Again, I needed to be home. My Mom needed me. These were the last days of her life. She sat in her chair, and I sat in mine, and she just revelled in being awake--in smelling the air. She watched Carolyn, and cried because she didn't have the strength to hold her. She ooed and ahhed over all of her outfits.

She told me stories about when she was young--she knew it was time to pass on the history.

Some of her last really Mom-like days were in June of last year.

June of 2006

My Mom is gone. My daughter is turning quickly into a little girl. And I... I barely resemble the Val of four years ago.
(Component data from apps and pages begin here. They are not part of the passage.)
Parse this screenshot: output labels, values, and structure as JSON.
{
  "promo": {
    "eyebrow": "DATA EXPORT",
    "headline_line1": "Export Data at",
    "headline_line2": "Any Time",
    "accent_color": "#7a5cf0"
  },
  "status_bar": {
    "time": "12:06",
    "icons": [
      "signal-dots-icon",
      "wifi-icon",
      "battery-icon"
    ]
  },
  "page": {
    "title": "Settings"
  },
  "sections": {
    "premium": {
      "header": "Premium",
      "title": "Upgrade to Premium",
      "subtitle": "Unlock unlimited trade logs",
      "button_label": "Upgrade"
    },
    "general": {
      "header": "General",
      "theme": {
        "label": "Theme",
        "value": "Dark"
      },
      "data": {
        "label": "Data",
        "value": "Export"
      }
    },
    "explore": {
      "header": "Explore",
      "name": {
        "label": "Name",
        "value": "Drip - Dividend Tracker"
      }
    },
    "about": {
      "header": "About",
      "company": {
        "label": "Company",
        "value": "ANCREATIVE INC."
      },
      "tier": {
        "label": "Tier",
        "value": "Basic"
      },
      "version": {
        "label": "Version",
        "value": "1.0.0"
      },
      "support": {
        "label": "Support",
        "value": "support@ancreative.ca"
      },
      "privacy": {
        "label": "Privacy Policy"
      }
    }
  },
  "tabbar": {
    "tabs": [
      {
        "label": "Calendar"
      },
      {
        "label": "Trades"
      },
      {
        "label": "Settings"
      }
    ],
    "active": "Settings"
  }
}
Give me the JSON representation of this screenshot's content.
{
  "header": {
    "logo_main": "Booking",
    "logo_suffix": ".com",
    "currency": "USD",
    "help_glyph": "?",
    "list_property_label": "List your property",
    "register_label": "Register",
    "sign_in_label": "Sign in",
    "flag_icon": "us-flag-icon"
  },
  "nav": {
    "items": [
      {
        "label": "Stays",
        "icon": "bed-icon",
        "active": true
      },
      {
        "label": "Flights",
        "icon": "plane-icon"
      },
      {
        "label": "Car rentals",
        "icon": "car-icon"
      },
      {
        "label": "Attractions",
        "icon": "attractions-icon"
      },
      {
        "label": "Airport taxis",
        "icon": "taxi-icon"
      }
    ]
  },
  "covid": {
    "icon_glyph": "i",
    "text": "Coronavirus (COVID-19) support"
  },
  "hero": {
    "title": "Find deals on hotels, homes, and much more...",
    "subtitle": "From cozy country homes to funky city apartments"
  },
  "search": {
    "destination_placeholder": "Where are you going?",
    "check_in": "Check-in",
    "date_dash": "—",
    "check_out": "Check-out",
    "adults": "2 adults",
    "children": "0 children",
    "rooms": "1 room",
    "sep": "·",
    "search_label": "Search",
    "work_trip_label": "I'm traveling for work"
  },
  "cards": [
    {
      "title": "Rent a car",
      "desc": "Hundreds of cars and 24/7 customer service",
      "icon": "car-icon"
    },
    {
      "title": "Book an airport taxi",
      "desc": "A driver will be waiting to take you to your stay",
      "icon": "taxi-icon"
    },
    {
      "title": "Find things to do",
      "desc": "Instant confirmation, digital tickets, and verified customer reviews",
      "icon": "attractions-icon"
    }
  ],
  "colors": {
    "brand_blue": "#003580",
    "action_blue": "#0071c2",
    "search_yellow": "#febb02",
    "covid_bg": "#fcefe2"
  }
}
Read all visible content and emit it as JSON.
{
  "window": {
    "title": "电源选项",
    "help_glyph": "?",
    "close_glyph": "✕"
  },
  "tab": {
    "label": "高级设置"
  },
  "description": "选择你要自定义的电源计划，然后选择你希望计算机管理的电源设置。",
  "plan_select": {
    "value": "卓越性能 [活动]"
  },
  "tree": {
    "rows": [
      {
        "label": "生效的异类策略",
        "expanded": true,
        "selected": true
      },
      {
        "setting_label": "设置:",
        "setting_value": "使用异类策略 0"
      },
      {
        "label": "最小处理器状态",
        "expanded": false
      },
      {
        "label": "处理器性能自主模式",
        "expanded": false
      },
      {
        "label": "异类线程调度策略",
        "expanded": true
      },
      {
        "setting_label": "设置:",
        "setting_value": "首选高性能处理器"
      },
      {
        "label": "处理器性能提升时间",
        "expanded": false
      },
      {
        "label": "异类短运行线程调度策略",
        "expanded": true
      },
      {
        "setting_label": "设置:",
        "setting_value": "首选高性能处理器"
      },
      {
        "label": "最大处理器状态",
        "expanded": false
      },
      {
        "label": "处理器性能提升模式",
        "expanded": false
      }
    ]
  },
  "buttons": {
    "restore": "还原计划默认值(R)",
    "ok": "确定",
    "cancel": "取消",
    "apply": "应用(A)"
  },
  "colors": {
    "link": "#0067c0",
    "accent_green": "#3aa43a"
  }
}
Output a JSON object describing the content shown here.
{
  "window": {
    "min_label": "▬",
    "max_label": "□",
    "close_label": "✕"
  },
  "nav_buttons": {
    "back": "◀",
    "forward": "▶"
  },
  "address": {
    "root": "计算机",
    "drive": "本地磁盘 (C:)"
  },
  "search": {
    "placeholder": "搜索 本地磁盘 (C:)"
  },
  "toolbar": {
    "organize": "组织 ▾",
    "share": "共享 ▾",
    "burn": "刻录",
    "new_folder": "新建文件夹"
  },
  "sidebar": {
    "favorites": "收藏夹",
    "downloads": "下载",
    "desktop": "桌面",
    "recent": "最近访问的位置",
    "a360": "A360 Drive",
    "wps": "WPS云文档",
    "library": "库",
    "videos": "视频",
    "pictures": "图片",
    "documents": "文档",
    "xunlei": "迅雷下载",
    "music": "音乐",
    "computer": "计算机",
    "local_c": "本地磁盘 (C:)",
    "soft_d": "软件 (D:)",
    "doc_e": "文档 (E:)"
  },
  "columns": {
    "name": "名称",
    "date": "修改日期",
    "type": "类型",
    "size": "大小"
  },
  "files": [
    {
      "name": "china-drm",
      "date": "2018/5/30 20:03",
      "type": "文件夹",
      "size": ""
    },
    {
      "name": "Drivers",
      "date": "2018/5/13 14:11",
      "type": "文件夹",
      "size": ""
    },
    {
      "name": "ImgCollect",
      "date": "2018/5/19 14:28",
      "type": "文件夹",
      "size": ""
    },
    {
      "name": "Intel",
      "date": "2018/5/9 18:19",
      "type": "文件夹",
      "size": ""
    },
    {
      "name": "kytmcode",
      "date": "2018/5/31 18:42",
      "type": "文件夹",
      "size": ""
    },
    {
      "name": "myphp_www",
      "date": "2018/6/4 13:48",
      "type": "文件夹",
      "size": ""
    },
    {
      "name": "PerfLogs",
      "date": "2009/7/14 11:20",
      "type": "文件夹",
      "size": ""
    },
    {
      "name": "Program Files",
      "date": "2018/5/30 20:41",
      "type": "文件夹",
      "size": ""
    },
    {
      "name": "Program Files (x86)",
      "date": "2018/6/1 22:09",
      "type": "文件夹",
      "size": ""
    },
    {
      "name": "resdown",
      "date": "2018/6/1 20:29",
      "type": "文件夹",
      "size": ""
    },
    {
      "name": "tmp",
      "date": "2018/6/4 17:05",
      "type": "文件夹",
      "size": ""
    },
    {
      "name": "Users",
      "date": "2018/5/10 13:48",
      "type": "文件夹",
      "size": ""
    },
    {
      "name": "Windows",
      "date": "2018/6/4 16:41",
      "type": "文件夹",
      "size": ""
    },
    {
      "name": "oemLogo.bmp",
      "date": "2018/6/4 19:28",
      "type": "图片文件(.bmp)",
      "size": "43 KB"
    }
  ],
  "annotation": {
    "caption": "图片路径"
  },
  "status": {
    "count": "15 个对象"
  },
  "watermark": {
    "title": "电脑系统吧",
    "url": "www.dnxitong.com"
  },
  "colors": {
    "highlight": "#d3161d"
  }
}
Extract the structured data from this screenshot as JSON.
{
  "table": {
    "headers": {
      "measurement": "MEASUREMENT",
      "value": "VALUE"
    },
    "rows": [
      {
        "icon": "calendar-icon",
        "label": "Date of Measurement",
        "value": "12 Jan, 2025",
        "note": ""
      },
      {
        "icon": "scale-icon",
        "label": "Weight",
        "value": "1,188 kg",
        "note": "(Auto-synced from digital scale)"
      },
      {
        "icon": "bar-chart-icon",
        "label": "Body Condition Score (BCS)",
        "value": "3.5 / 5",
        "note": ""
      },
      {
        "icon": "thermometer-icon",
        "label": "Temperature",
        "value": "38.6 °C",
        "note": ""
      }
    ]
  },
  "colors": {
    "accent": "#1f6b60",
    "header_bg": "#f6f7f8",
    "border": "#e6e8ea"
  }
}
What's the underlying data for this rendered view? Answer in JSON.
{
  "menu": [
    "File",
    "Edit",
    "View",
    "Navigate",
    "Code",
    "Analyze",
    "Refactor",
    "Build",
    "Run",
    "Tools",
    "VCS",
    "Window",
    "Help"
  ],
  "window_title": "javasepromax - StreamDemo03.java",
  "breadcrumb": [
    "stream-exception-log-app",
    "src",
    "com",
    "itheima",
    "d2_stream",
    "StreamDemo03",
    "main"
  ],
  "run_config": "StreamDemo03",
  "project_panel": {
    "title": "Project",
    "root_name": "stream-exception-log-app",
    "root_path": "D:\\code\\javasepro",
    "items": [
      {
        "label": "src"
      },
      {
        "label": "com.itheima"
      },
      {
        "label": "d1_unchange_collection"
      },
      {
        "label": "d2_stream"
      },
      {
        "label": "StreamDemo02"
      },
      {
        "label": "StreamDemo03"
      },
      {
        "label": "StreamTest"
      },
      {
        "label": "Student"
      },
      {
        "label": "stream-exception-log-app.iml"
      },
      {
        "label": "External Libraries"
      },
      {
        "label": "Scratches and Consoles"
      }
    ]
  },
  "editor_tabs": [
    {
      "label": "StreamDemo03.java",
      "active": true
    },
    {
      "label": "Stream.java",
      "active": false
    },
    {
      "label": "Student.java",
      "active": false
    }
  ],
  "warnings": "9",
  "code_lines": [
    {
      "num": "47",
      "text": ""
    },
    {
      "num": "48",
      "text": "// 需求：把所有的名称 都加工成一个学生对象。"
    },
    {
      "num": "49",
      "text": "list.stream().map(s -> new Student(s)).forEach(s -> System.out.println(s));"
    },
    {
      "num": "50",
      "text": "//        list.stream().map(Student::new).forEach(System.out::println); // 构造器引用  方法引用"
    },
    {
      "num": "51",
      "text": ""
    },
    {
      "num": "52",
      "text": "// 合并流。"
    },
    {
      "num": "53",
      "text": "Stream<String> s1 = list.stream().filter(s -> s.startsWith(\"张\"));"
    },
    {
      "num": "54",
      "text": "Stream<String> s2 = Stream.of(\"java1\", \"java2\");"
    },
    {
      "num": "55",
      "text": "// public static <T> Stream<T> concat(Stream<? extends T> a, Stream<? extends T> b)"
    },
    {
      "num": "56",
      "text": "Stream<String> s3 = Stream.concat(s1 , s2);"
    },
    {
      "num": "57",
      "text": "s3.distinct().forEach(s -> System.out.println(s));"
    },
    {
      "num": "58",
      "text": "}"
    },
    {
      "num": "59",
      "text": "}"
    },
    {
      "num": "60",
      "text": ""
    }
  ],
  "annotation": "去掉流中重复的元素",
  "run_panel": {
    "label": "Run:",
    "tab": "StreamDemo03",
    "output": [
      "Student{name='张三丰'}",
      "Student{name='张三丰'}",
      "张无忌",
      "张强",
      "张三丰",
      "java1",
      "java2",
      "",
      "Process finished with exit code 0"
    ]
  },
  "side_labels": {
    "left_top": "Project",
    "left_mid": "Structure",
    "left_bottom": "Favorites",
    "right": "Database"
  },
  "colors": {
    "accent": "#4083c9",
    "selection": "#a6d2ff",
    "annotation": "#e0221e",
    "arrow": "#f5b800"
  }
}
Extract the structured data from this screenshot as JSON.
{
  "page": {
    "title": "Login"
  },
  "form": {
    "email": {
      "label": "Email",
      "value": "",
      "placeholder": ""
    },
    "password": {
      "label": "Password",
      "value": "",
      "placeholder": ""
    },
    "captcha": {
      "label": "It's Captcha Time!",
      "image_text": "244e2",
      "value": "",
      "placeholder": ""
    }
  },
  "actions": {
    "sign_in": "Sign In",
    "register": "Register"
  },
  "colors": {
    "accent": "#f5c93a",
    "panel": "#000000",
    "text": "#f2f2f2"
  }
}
This Val is sadder, more compassionate, more serious, more adult, more somber.... But I like her better. (She still has plenty of childlikeness--Mom wouldn't have had it any other way).

Four Junes... Three years...

So very much happened.

Friday, June 09, 2006

Let Me Tell You About My Mom....

So I have this blog here... Which started to be about dealing with my Mom having cancer, and has become a place to process my grief after her death.

And it occurs to me, that although every page here seems to be about my Mom, you get no real feel for what kind of a woman she is/was.

To give you an idea of the essence of my Mom: I would come to her with normal daughter-type problems, venting about such and such or so and so who frustrated me that day. Invariably her reply was, "Val. When are you gonna learn to tell them to FU*K off?"

The woman loved trivial pursuit. I mean loved it. Not only did she clean house on the normal old trivia questions, but the woman knew her sports--I mean she knew miniscule little facts that most guys couldn't scare up. And so, she was unbeatable at Trivial Pursuit.

When I was young--I'd say younger than ten, Mom taught me the phrase, "Male Dominant Stupid Gene." She taught the phrase so well that I used it confidently. I'm almost positive that my Dad's family was convinced I was going to grow to become a Femi-nazi.

Mom worked at Maytag Refrigeration for many years. When the plant closed she worked a job that required her to travel from one side of the plant to the other very frequently. To ease the strain of all that cement-pounding, she used a tricycle. No, I'm serious--a tricycle. It was a grown-up's tricycle, but a tricycle nonetheless.

So this no-nonsense woman who I'm sure would still love for me to learn to tell people to "Fu*K off," was also so nurturing, that probably 20 people other than me called her, "Mom." Folks at work, friends of mine, lots and lots of people claimed her as a person who nurtured them, cared for them, looked out for them. That makes me proud.

But despite that, I'm the only one who can truly say now and forever, "That's MY MOM."